Dataset rows describing interfaces:
========

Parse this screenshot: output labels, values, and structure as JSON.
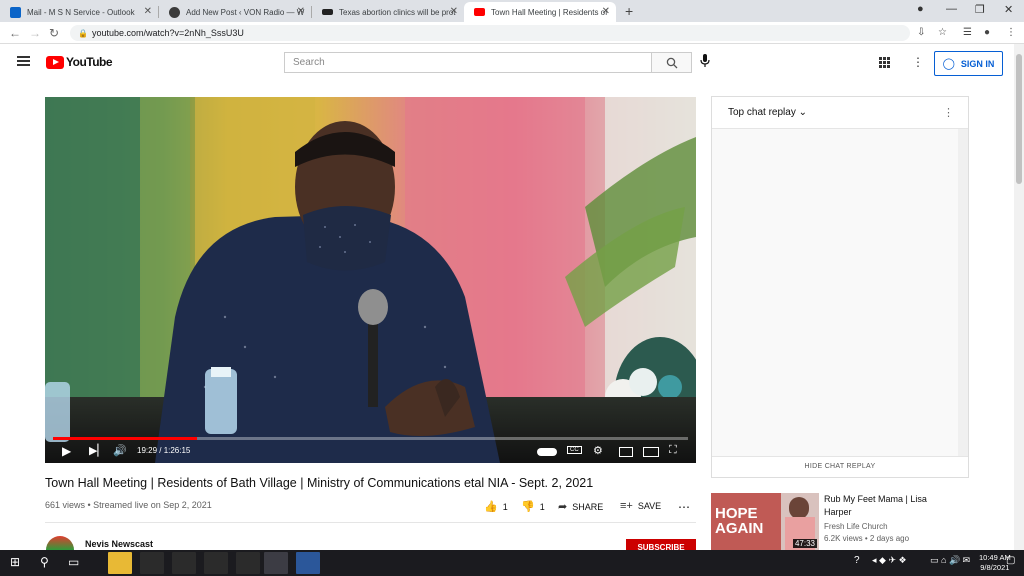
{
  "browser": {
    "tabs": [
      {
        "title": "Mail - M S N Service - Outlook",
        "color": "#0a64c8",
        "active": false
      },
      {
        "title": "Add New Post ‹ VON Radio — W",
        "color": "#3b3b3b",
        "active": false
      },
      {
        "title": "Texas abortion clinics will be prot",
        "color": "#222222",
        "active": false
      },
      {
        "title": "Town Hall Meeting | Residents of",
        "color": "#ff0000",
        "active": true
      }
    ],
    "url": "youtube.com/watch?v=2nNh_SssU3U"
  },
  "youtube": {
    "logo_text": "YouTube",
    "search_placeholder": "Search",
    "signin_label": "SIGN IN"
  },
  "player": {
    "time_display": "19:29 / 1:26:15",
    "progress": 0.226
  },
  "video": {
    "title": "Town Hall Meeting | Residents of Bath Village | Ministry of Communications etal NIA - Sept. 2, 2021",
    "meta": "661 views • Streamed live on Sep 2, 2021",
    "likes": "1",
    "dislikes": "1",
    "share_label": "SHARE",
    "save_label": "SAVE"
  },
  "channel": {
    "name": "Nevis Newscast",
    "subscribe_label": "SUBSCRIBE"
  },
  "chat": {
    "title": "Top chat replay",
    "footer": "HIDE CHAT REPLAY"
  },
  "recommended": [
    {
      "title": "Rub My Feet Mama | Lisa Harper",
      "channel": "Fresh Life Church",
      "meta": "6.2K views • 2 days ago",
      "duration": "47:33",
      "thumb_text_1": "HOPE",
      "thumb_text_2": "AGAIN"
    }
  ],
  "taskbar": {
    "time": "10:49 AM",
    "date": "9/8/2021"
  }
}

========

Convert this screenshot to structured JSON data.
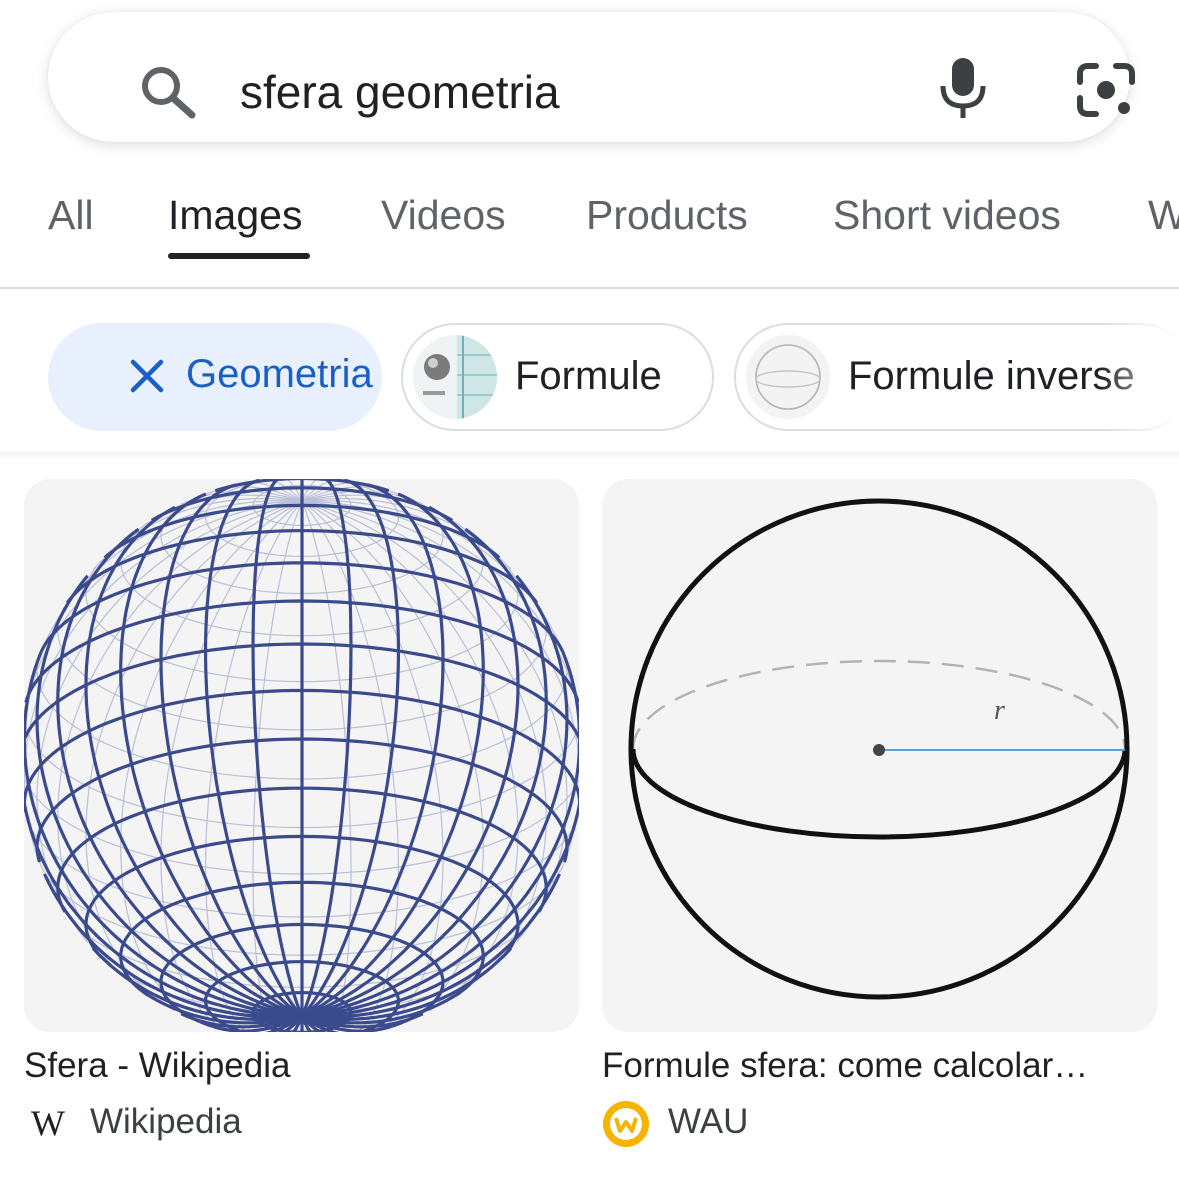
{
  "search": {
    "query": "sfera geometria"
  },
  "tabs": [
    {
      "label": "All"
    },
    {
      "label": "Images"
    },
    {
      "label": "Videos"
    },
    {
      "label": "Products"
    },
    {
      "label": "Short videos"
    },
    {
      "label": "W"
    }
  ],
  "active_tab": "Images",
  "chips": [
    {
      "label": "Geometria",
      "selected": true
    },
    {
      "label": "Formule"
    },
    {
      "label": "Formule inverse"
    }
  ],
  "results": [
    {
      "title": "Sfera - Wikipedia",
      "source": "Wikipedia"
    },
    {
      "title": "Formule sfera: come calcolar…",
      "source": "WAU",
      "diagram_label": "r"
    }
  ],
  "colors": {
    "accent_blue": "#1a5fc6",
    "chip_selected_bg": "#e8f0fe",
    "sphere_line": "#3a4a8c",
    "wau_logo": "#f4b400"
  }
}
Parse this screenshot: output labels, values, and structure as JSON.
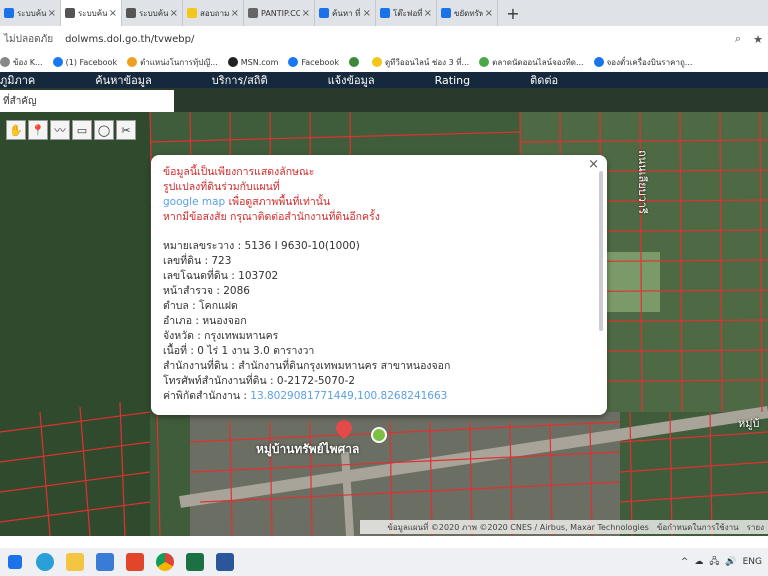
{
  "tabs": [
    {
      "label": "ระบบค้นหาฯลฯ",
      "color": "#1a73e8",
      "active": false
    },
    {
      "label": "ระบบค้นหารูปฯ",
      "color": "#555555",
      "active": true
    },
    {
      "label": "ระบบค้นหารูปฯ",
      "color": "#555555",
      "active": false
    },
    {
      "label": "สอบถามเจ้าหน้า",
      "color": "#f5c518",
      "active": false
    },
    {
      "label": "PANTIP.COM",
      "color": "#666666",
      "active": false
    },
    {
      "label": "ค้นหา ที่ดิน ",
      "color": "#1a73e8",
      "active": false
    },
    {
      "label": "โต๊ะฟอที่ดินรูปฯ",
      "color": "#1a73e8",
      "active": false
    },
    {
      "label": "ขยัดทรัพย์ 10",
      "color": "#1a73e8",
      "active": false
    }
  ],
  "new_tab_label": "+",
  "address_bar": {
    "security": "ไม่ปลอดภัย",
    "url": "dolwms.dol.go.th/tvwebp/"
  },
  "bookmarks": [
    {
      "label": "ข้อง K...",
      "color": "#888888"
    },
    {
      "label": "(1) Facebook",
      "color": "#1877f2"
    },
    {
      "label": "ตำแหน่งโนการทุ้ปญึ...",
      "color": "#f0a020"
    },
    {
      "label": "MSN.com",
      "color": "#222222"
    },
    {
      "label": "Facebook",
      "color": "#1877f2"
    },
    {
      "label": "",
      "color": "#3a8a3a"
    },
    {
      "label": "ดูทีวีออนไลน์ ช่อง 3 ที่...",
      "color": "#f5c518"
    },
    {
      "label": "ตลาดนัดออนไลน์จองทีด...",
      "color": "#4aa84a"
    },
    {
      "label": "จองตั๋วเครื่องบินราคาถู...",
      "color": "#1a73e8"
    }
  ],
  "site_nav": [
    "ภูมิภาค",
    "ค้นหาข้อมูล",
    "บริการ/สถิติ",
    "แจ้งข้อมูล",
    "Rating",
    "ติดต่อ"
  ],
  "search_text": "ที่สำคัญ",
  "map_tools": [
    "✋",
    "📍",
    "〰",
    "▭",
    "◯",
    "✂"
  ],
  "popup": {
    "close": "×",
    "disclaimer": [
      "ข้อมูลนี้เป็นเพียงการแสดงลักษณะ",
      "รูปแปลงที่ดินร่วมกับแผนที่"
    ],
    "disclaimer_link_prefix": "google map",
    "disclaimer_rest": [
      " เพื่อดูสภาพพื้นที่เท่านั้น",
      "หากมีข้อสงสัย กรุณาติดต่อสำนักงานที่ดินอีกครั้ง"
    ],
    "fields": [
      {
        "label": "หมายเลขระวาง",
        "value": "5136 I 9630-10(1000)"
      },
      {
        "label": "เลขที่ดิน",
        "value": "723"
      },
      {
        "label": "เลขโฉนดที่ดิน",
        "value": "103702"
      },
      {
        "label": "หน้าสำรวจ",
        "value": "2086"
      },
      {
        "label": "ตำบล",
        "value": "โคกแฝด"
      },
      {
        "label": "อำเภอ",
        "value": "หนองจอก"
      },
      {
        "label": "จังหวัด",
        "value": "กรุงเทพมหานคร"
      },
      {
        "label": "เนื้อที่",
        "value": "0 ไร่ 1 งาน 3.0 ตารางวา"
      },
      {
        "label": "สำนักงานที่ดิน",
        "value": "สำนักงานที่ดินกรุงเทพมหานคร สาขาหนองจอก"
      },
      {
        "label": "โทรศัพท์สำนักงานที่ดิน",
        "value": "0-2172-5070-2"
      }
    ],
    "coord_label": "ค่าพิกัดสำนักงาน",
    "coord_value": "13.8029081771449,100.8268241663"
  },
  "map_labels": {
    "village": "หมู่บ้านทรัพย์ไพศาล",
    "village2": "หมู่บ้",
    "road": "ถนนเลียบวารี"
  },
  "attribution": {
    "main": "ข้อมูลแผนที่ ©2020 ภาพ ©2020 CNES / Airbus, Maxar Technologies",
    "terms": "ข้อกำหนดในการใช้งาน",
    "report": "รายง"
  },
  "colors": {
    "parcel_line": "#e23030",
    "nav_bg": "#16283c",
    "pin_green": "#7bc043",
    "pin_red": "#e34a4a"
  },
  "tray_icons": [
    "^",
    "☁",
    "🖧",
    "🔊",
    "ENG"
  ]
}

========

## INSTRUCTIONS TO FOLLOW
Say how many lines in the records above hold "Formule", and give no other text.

## SOLVED EXERCISE
3